Saturday, February 28, 2009

Progress on Gabe's Garden

Some gorgeous Spring weather made the ground soft enough for digging. Also today, our neighbor Shannon, who has just turned 13, helped me to stack rocks. And viola! This space is starting to look like a proper garden.

This is the view from our front door.

Thursday, February 19, 2009

Gabe's Garden

This past weekend, the weather obliged just enough to break ground on the circular native-plant bed and play-space that I am planning. Or "Gabe's Garden" for short.

This was as far as I was able to dig before running out of thawed earth. Oh well!

Out back, I found a treasure trove of rocks underneath the trimmed poison sumac. It looks like someone had foolishly tried to garden there, once. I dug up all the rocks that I could lift, and I recruited Chris to help me lift the larger ones. These rocks will line the inner edge of the circular bed.

Wednesday, February 18, 2009

Chives, Allium Schoenoprasum

We have been growing chives in the window, and today, they brought a touch of spring to the house.

Chives are well known for escaping cultivation, because they readily reseed themselves. Where I grew up in Virginia, the lawns were full of chives. This photo was taken in Virginia, along a path in a wooded area near my parents' home.

I had thought that chives weren't native, but according to the USDA database, there is a native variety.

Thursday, February 12, 2009

Sprouted Onions

We ruined our onion crop this winter by storing them improperly. They need to be kept in a cold, dark place. . . and our garage is neither dark, nor was it cold enough until real winter arrived.

But on the bright side, if we ever want a crop of fresh green onions to harvest over the winter, we now have a foolproof method.

Tuesday, February 10, 2009

Plans for Spring

I can't help myself. . . with all of this snow, I'm dreaming obsessively of the garden that I want to make for Gabe.

The winter-sown seeds have been tucked in beneath a fluffy layer of white:

Last month, I finally lopped off the near branches of the poison sumac. This may turn out to be all that I need to do to keep the leaves away from the rear lawn. If I plant creatively in front of it with low, dense bushes, then we may be able to have the best of both worlds back here.

I hope the dog hobble is a good hedge choice for this.

When some of the snow melted, I had a glimpse of what is under the poison sumac: more rocks! And big ones, at that. I'll be pilfering those for Gabe's garden for sure!

Something else I would like to try this spring: build a living structure. I don't think willow would be suitable. But our witchhazels have a number of whippy shoots I could harvest and play with.
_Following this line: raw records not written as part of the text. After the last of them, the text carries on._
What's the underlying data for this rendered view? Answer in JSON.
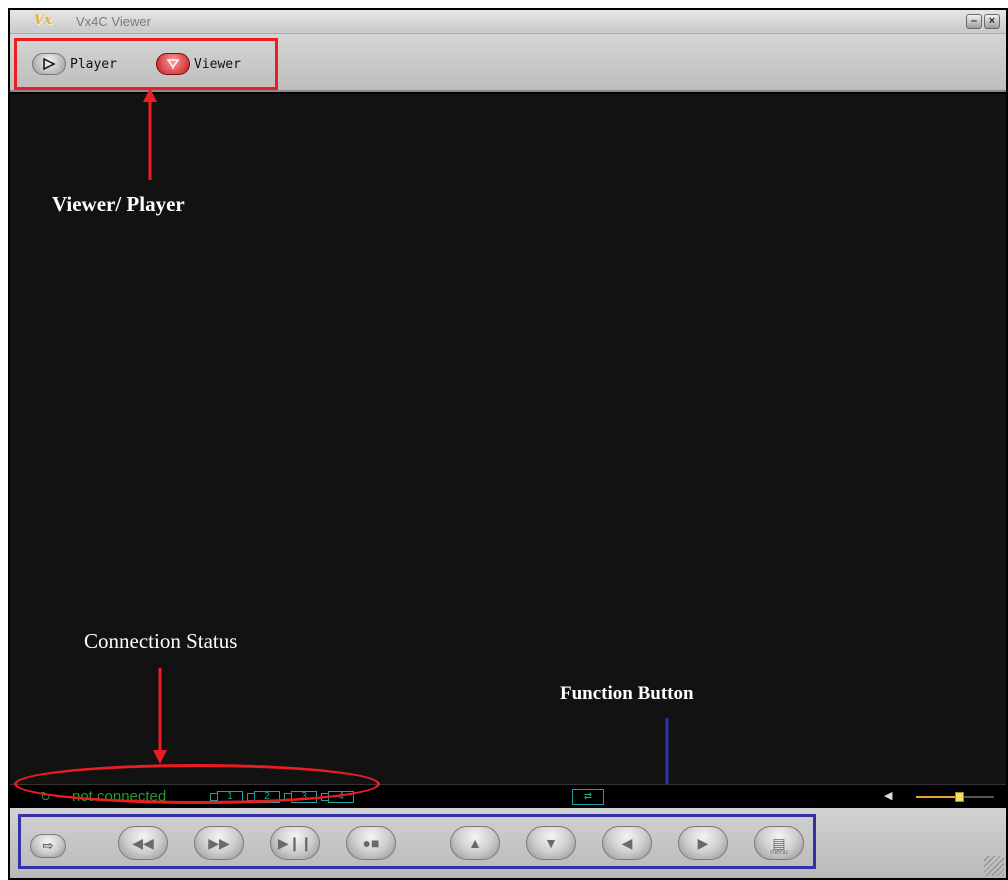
{
  "window": {
    "logo": "Vx",
    "title": "Vx4C Viewer",
    "minimize_glyph": "–",
    "close_glyph": "×"
  },
  "mode_bar": {
    "player_label": "Player",
    "viewer_label": "Viewer",
    "active": "Viewer"
  },
  "annotations": {
    "viewer_player": "Viewer/ Player",
    "connection_status": "Connection Status",
    "function_button": "Function Button"
  },
  "status_bar": {
    "connection_text": "not connected",
    "channels": [
      "1",
      "2",
      "3",
      "4"
    ],
    "volume_level": 0.55
  },
  "function_buttons": [
    {
      "icon": "arrow-right-icon",
      "glyph": "⇨"
    },
    {
      "icon": "rewind-icon",
      "glyph": "◀◀"
    },
    {
      "icon": "fast-forward-icon",
      "glyph": "▶▶"
    },
    {
      "icon": "play-pause-icon",
      "glyph": "▶❙❙"
    },
    {
      "icon": "record-stop-icon",
      "glyph": "●■"
    },
    {
      "icon": "tilt-up-icon",
      "glyph": "▲"
    },
    {
      "icon": "tilt-down-icon",
      "glyph": "▼"
    },
    {
      "icon": "pan-left-icon",
      "glyph": "◀"
    },
    {
      "icon": "pan-right-icon",
      "glyph": "▶"
    },
    {
      "icon": "menu-icon",
      "glyph": "▤",
      "sub": "menu"
    }
  ],
  "colors": {
    "annotation_red": "#ec1c24",
    "annotation_blue": "#3431a6",
    "status_green": "#1f9d2a",
    "channel_teal": "#1da39a"
  }
}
There would only be enough to make a tiny structure, but if it works, Gabe will have something quite unusual in his garden.
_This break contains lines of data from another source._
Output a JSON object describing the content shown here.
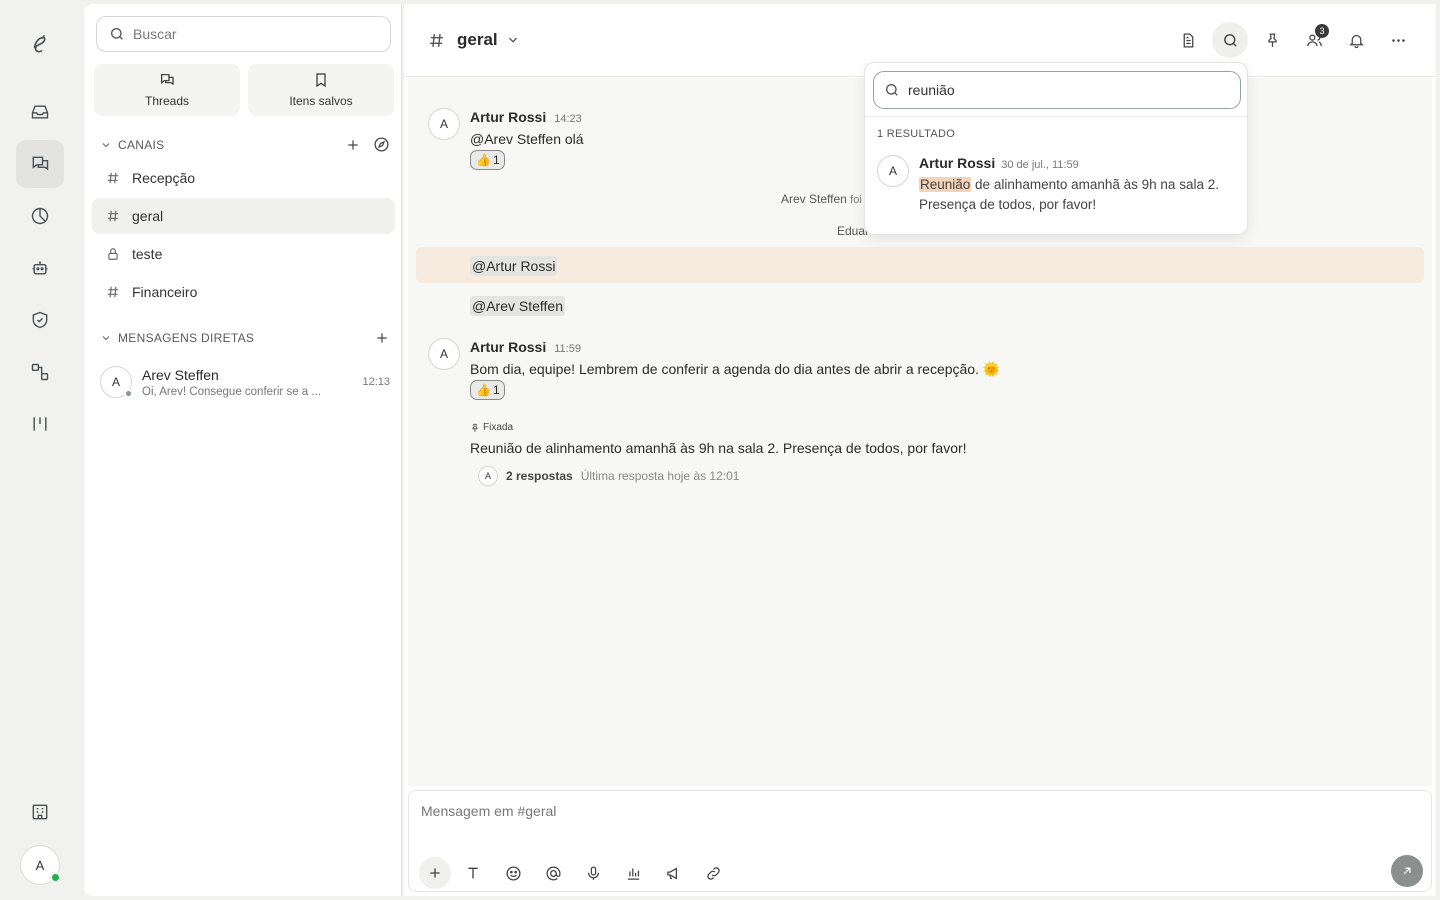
{
  "rail": {
    "icons": [
      "logo-icon",
      "inbox-icon",
      "chat-icon",
      "chart-icon",
      "bot-icon",
      "shield-icon",
      "integrations-icon",
      "kanban-icon",
      "building-icon"
    ],
    "user_initial": "A"
  },
  "sidebar": {
    "search_placeholder": "Buscar",
    "quick": [
      {
        "label": "Threads"
      },
      {
        "label": "Itens salvos"
      }
    ],
    "channels_header": "CANAIS",
    "channels": [
      {
        "name": "Recepção",
        "type": "public"
      },
      {
        "name": "geral",
        "type": "public",
        "active": true
      },
      {
        "name": "teste",
        "type": "private"
      },
      {
        "name": "Financeiro",
        "type": "public"
      }
    ],
    "dm_header": "MENSAGENS DIRETAS",
    "dms": [
      {
        "initial": "A",
        "name": "Arev Steffen",
        "preview": "Oi, Arev! Consegue conferir se a ...",
        "time": "12:13"
      }
    ]
  },
  "header": {
    "hash": "#",
    "channel": "geral",
    "members_badge": "3"
  },
  "messages": {
    "m1": {
      "initial": "A",
      "author": "Artur Rossi",
      "time": "14:23",
      "body": "@Arev Steffen olá",
      "reaction_emoji": "👍",
      "reaction_count": "1"
    },
    "sys1_name": "Arev Steffen",
    "sys1_text": "foi",
    "sys2_text": "Eduar",
    "mention1": "@Artur Rossi",
    "mention2": "@Arev Steffen",
    "m2": {
      "initial": "A",
      "author": "Artur Rossi",
      "time": "11:59",
      "body": "Bom dia, equipe! Lembrem de conferir a agenda do dia antes de abrir a recepção. 🌞",
      "reaction_emoji": "👍",
      "reaction_count": "1"
    },
    "pinned_label": "Fixada",
    "m3_body": "Reunião de alinhamento amanhã às 9h na sala 2. Presença de todos, por favor!",
    "thread": {
      "initial": "A",
      "replies": "2 respostas",
      "last": "Última resposta hoje às 12:01"
    }
  },
  "composer": {
    "placeholder": "Mensagem em #geral"
  },
  "search_popover": {
    "query": "reunião",
    "count": "1 RESULTADO",
    "result": {
      "initial": "A",
      "author": "Artur Rossi",
      "time": "30 de jul., 11:59",
      "highlight": "Reunião",
      "rest": " de alinhamento amanhã às 9h na sala 2. Presença de todos, por favor!"
    }
  },
  "colors": {
    "highlight_row": "#f7ebdf",
    "search_highlight": "#f4d3b8",
    "online": "#22b04c"
  }
}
Sunday, February 8, 2009

Deer Food

Last summer I cut down a small yew from the front bed which I had assumed was dying of a disease. But the evidence now points to deer. Tracks have now repeatedly lead to the yews flanking the front door, and it is clear to see that the fronts of the bushes have been chewed.

At the corner of the house and driveway, all of the yew has been eaten except for what's out of reach. This shrub may have a future as a small tree.
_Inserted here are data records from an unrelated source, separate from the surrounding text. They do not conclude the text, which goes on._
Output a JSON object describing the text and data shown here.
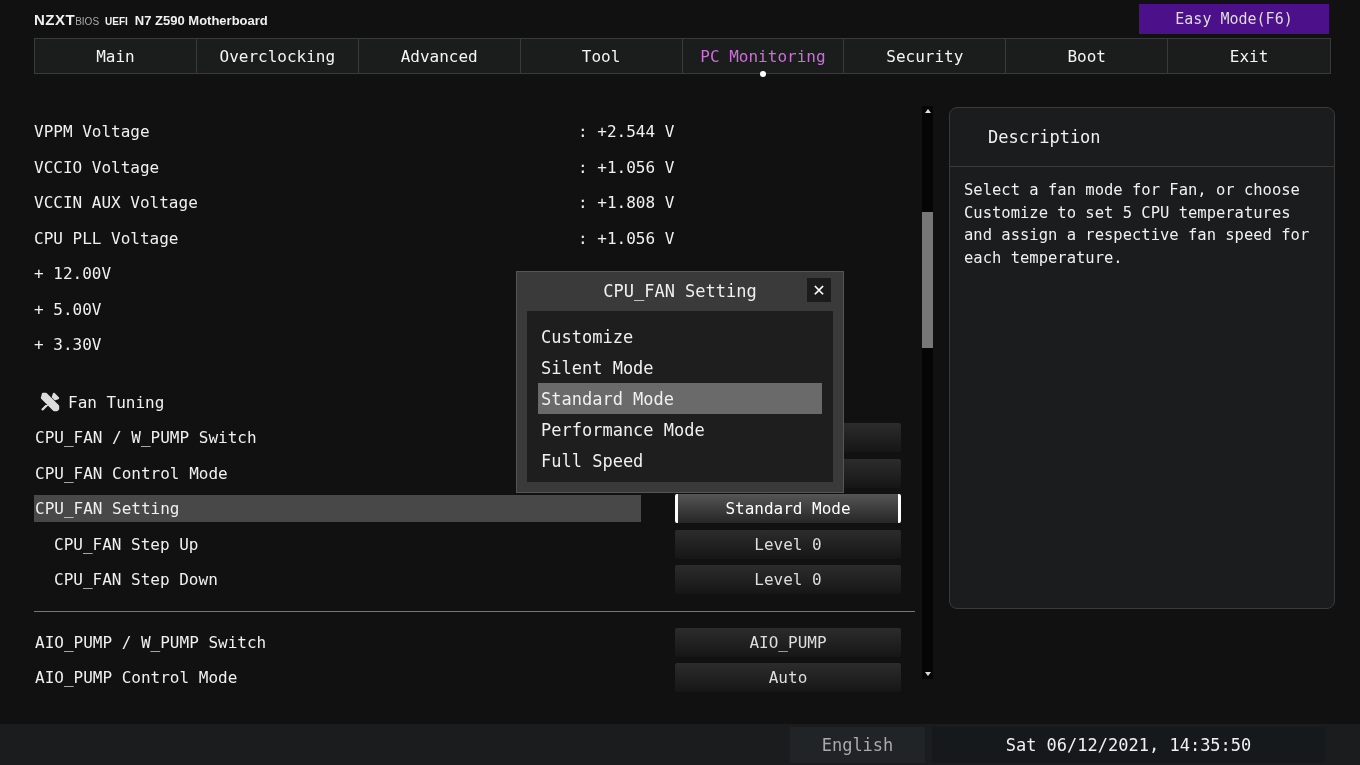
{
  "header": {
    "brand": "NZXT",
    "brand_suffix": "BIOS",
    "firmware": "UEFI",
    "board": "N7 Z590 Motherboard",
    "mode_button": "Easy Mode(F6)"
  },
  "tabs": [
    {
      "label": "Main",
      "selected": false
    },
    {
      "label": "Overclocking",
      "selected": false
    },
    {
      "label": "Advanced",
      "selected": false
    },
    {
      "label": "Tool",
      "selected": false
    },
    {
      "label": "PC Monitoring",
      "selected": true
    },
    {
      "label": "Security",
      "selected": false
    },
    {
      "label": "Boot",
      "selected": false
    },
    {
      "label": "Exit",
      "selected": false
    }
  ],
  "items": [
    {
      "kind": "reading",
      "label": "VPPM Voltage",
      "value": ": +2.544 V"
    },
    {
      "kind": "reading",
      "label": "VCCIO Voltage",
      "value": ": +1.056 V"
    },
    {
      "kind": "reading",
      "label": "VCCIN AUX Voltage",
      "value": ": +1.808 V"
    },
    {
      "kind": "reading",
      "label": "CPU PLL Voltage",
      "value": ": +1.056 V"
    },
    {
      "kind": "reading",
      "label": "+ 12.00V"
    },
    {
      "kind": "reading",
      "label": "+ 5.00V"
    },
    {
      "kind": "reading",
      "label": "+ 3.30V"
    },
    {
      "kind": "section",
      "label": "Fan Tuning"
    },
    {
      "kind": "setting",
      "label": "CPU_FAN / W_PUMP Switch",
      "selected": false
    },
    {
      "kind": "setting",
      "label": "CPU_FAN Control Mode",
      "selected": false
    },
    {
      "kind": "setting",
      "label": "CPU_FAN Setting",
      "value": "Standard Mode",
      "selected": true,
      "children": [
        {
          "kind": "setting",
          "label": "CPU_FAN Step Up",
          "value": "Level 0",
          "selected": false
        },
        {
          "kind": "setting",
          "label": "CPU_FAN Step Down",
          "value": "Level 0",
          "selected": false
        }
      ]
    },
    {
      "kind": "divider"
    },
    {
      "kind": "setting",
      "label": "AIO_PUMP / W_PUMP Switch",
      "value": "AIO_PUMP",
      "selected": false
    },
    {
      "kind": "setting",
      "label": "AIO_PUMP Control Mode",
      "value": "Auto",
      "selected": false
    }
  ],
  "description": {
    "title": "Description",
    "text": "Select a fan mode for Fan, or choose Customize to set 5 CPU temperatures and assign a respective fan speed for each temperature."
  },
  "dialog": {
    "title": "CPU_FAN Setting",
    "close": "✕",
    "options": [
      {
        "label": "Customize",
        "selected": false
      },
      {
        "label": "Silent Mode",
        "selected": false
      },
      {
        "label": "Standard Mode",
        "selected": true
      },
      {
        "label": "Performance Mode",
        "selected": false
      },
      {
        "label": "Full Speed",
        "selected": false
      }
    ]
  },
  "status_bar": {
    "language": "English",
    "datetime": "Sat 06/12/2021, 14:35:50"
  }
}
I wonder if the deer are eating this pine out of desperation.

Thursday, February 5, 2009


We had more snow this week. The great snowplow pile now stretches completerly along the front of our yard from the great pine trees to the mailbox.

Our friend Jen got a new tripod, and kindly gave us her old one. I took it out on the front step to take some night-time photos.

I took the first picture from indoors, and the second out in the snow, barefoot.

Monday, February 2, 2009

Winter Sowing

The seeds of plants native to this region typically need a winter's freeze and thaw cycle to germinate. The seeds can be planted in the ground in the autumn; but for better protection from animals and the elements, milk-jug greenhouses can be used. More seedlings survive with this method, potentially.

(It should be noted, however, that I only tried this once before, indoors.)

My complete list of winter-sewn seeds for Gabe's Garden will be:

Andropogon gerardi - Big Bluestem grass
Panicum virgatum - Switch Grass
Sorghastrum nutans - Indian Grass
Allium stellatum - Prairie Onion
Echinacea simulata - Glade Coneflower
Echinacea purpurea - Purple coneflower
Echinacea paradoxa - Yellow coneflower
Monarda citriodora - Lemon Mint
Monarda fistulosa - Wild Bergamot

. . .and also Dog Hobble, Leucothoe fontanesiana, for the back yard, which I plan to use as a barrier around the poison sumac.